So, a little fun fact about that, the words came from a TikTok! My wonderful roommate Lou Cruz showed it to me. We thought it would be a really fun “one off” thing for a show and it sort of just caught on. It’s something I’m very passionate about, I would rather not vote for an accused sexual predator, but on the other hand, the alternative option is an admitted sexual predator, so…
How does it feel now that Joe Biden is the Democratic candidate?
To keep it short and sweet–bummed. I, and the rest of the band, supported Bernie Sanders.
Moving on to your upcoming release It’s Really Gonna Suck, For Now, you have an absolutely killer break up song on that record titled “No, I Think You Taste Like Cigarettes.” The break-up genre is well-worn territory, so what did you do as a songwriter in order to prevent the song from feeling humdrum?
I think what separates this song from other traditional “break-up songs” is the comical amount of violence in this song. “Soak myself in piss-soaked ashes,” and “put down that fucking phone, pick up a fountain pen, and jam it through your eye” are both ridiculous things to suggest, as a sort of anger release. Most of my stuff is sad and pathetic, this song is angry and vengeful.
On “Felix, the Lion’s Cat,” you mention your pornography habits, which is something we discussed in our last interview. Porn is such a confusing sphere, because there are pockets of it which are incredibly sex-positive and really working to undo sexual repression, and there are pockets which are ugly and problematically habit-forming. For you personally, what is the difference between engaging with porn as a healthy way of expressing your sexuality versus using porn in a way that is damaging to your sexual/mental health?

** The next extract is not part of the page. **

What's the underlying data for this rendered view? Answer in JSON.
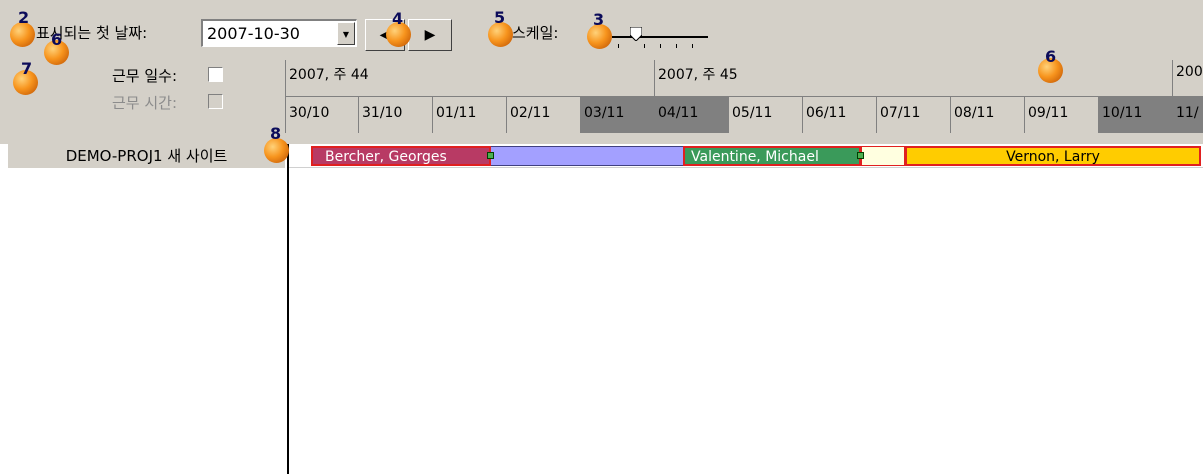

I think it’s up to the user to engage in pornography in a healthy way. The song is suggesting that I need to work on using porn as an activity and not a replacement for real physical love. Sore Eyes has always been vocal about supporting sex workers, especially local sex workers, and I really don’t want anyone to think that I’m suggesting that sex work is inherently bad, I’m just broken [laughs].
On the song “Bad For Me” there’s a story about someone hurting themselves in order to receive attention from someone they love. You sing “If you don’t love me in my bedroom, maybe you’ll love me when the sirens come.” Which raises a lot of questions about how place and circumstances affect affection. Do you think love is more conditional than people admit?
I don’t think love is conditional, the character in this song is a broken man. A broken man who is so desperate for love from someone who he is obsessed with that he would jump in front of a car or ingest poison on the off chance that he might receive pity from that person. What he doesn’t realize is that even if he gets what he’s so desperately grasping at, it won’t be real, and it won’t last long.
You say the character in “Bad For Me” doesn’t realize the pity-affection he receives won’t be genuine, but in the titular line of the song, he says if his ploy succeeds he’ll feel bad for the person he’s manipulating, which implies he’s somewhat self-aware…
I really think that that’s a major part of certain mental illness; an awareness. An awareness in the back of your brain that what you’re doing is wrong and ridiculous. As someone with OCD, I know when I wash my hands 7 times after a meal it’s ridiculous, but that doesn’t stop me from doing it. I think that this character knows if his ridiculous plan works out, it would be pathetic. He feels bad that she would fall for him over something as trivial as pity. He knows if it works, he will do it over and over again. The inherent problem with that is that he knows it’s “wrong” but he still thinks he deserves her.
In a very important follow up to the Newlyweds Game we played with Austin Cooper from No Lungs, how many times did he throw up on tour?
Hahahah, I reached out to Austin and we tried to iron out an exact number. We came to the conclusion that it was about 5 times.